[Supplied material — start]

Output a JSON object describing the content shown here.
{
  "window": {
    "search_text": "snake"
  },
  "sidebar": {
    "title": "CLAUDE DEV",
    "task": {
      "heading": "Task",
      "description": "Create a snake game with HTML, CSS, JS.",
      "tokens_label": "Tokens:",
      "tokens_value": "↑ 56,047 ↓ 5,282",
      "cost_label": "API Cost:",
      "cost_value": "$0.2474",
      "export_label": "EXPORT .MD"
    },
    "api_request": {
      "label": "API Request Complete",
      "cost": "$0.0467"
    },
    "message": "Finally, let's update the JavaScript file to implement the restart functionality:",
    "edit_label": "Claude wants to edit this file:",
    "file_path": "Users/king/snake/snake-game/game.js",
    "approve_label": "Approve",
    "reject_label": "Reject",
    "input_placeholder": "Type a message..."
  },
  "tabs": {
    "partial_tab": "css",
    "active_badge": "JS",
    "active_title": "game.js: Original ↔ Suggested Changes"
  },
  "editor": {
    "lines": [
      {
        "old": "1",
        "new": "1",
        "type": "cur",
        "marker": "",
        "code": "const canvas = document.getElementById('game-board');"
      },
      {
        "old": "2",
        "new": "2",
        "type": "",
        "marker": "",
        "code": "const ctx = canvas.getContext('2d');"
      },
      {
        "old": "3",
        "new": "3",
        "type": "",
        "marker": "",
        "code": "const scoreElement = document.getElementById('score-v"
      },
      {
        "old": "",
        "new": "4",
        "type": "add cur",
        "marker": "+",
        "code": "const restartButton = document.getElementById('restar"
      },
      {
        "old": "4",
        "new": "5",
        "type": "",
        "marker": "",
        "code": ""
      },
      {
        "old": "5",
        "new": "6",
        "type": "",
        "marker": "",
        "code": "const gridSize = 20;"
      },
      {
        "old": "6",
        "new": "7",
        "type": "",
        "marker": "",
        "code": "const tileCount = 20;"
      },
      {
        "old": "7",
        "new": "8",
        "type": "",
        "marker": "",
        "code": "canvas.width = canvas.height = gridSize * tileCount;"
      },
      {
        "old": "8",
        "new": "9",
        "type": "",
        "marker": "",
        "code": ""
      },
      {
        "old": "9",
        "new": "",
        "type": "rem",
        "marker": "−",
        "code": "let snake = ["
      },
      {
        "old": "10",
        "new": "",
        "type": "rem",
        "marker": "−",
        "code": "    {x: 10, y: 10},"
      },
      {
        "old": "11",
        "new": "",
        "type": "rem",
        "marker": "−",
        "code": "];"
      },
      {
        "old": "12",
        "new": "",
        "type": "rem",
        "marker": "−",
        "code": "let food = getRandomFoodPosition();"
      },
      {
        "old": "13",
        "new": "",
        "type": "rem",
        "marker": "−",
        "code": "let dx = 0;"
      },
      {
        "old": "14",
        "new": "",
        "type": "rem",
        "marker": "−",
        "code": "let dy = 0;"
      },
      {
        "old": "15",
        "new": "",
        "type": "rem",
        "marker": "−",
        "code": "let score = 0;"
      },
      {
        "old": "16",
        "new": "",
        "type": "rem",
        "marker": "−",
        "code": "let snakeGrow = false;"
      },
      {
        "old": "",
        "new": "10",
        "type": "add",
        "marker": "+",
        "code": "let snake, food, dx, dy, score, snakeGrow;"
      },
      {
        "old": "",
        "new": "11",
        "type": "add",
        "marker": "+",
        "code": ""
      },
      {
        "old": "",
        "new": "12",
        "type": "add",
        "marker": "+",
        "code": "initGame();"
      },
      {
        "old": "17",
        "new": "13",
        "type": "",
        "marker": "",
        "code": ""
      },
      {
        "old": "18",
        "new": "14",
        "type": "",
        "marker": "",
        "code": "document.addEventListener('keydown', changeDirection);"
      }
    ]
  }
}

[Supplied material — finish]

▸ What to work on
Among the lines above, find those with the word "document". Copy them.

▸ Answer below
        "code": "const canvas = document.getElementById('game-board');"
        "code": "const scoreElement = document.getElementById('score-v"
        "code": "const restartButton = document.getElementById('restar"
        "code": "document.addEventListener('keydown', changeDirection);"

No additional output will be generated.